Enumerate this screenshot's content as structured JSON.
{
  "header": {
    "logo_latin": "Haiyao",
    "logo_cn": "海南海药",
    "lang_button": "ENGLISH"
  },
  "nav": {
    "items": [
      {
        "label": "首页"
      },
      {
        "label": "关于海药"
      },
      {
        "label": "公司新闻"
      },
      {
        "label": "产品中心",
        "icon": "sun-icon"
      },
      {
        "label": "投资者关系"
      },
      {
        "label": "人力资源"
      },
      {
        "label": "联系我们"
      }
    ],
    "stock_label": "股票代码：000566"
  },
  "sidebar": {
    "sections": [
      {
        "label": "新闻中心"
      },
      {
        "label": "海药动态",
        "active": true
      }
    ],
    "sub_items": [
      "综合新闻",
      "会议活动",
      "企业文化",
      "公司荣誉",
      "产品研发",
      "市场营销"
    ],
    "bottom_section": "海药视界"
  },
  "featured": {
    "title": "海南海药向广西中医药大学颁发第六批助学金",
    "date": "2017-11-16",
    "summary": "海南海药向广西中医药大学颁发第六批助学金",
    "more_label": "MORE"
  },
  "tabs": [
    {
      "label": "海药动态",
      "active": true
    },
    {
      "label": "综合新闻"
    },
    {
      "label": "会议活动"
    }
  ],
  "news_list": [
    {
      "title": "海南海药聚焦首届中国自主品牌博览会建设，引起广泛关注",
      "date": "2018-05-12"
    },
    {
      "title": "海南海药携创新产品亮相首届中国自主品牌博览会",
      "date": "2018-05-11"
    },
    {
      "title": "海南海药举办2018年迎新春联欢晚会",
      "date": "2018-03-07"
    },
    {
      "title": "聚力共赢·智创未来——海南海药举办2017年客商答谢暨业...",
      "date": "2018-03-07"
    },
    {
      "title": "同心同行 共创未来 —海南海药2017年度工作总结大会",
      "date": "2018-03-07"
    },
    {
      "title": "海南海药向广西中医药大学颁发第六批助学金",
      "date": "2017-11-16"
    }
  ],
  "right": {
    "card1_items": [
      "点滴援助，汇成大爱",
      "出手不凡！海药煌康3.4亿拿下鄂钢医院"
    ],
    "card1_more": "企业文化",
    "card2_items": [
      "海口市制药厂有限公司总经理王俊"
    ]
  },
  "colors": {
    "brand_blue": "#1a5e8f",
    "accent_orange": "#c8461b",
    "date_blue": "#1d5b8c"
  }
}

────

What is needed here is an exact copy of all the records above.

(ANSWER SECTION)
Enumerate this screenshot's content as structured JSON.
{
  "header": {
    "logo_latin": "Haiyao",
    "logo_cn": "海南海药",
    "lang_button": "ENGLISH"
  },
  "nav": {
    "items": [
      {
        "label": "首页"
      },
      {
        "label": "关于海药"
      },
      {
        "label": "公司新闻"
      },
      {
        "label": "产品中心",
        "icon": "sun-icon"
      },
      {
        "label": "投资者关系"
      },
      {
        "label": "人力资源"
      },
      {
        "label": "联系我们"
      }
    ],
    "stock_label": "股票代码：000566"
  },
  "sidebar": {
    "sections": [
      {
        "label": "新闻中心"
      },
      {
        "label": "海药动态",
        "active": true
      }
    ],
    "sub_items": [
      "综合新闻",
      "会议活动",
      "企业文化",
      "公司荣誉",
      "产品研发",
      "市场营销"
    ],
    "bottom_section": "海药视界"
  },
  "featured": {
    "title": "海南海药向广西中医药大学颁发第六批助学金",
    "date": "2017-11-16",
    "summary": "海南海药向广西中医药大学颁发第六批助学金",
    "more_label": "MORE"
  },
  "tabs": [
    {
      "label": "海药动态",
      "active": true
    },
    {
      "label": "综合新闻"
    },
    {
      "label": "会议活动"
    }
  ],
  "news_list": [
    {
      "title": "海南海药聚焦首届中国自主品牌博览会建设，引起广泛关注",
      "date": "2018-05-12"
    },
    {
      "title": "海南海药携创新产品亮相首届中国自主品牌博览会",
      "date": "2018-05-11"
    },
    {
      "title": "海南海药举办2018年迎新春联欢晚会",
      "date": "2018-03-07"
    },
    {
      "title": "聚力共赢·智创未来——海南海药举办2017年客商答谢暨业...",
      "date": "2018-03-07"
    },
    {
      "title": "同心同行 共创未来 —海南海药2017年度工作总结大会",
      "date": "2018-03-07"
    },
    {
      "title": "海南海药向广西中医药大学颁发第六批助学金",
      "date": "2017-11-16"
    }
  ],
  "right": {
    "card1_items": [
      "点滴援助，汇成大爱",
      "出手不凡！海药煌康3.4亿拿下鄂钢医院"
    ],
    "card1_more": "企业文化",
    "card2_items": [
      "海口市制药厂有限公司总经理王俊"
    ]
  },
  "colors": {
    "brand_blue": "#1a5e8f",
    "accent_orange": "#c8461b",
    "date_blue": "#1d5b8c"
  }
}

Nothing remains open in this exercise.